WHAT YOU ARE ASKED TO DO —
Which lines below contain "icon"? Copy every one of them.

┄┄┄┄┄┄┄┄┄┄

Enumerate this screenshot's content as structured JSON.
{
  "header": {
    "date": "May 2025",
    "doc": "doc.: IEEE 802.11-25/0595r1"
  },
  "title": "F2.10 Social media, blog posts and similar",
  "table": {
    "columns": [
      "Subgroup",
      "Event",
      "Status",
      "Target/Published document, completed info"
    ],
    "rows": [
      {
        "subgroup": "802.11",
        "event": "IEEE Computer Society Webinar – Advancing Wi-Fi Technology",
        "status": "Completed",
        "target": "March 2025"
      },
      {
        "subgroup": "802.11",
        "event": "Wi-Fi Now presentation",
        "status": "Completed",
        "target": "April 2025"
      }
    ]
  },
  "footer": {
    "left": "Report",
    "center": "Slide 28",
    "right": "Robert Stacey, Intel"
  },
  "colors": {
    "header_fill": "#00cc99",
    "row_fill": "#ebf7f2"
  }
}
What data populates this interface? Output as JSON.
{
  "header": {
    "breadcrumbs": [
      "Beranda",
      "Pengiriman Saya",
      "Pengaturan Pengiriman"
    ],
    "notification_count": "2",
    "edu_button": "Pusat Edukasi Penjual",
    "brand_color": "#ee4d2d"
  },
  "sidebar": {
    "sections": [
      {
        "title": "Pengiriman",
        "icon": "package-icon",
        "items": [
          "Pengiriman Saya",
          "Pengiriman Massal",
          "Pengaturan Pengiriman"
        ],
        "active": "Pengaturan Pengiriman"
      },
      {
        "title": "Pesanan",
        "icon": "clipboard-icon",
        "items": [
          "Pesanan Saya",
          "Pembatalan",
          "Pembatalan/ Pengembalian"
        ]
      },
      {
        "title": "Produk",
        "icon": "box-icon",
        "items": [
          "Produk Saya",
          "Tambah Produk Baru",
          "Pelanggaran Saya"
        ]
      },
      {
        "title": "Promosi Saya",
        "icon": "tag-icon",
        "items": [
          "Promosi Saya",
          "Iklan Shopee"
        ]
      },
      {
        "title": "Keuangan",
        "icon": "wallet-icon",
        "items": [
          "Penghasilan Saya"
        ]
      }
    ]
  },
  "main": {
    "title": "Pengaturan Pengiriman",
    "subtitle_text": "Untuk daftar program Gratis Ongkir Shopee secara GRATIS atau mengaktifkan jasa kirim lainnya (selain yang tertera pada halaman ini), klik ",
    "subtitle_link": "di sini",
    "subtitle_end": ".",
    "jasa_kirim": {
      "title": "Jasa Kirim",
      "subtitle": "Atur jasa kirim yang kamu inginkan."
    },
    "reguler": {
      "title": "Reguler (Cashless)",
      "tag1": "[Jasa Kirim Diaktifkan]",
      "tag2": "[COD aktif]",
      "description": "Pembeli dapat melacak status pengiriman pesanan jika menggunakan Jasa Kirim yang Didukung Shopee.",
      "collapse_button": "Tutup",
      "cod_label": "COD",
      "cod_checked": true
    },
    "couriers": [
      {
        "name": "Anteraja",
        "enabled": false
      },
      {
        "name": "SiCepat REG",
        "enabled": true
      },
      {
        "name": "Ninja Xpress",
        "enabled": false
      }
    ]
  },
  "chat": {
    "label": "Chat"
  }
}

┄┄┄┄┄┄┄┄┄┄

RESULT OF THE EXERCISE —
        "icon": "package-icon",
        "icon": "clipboard-icon",
        "icon": "box-icon",
        "icon": "tag-icon",
        "icon": "wallet-icon",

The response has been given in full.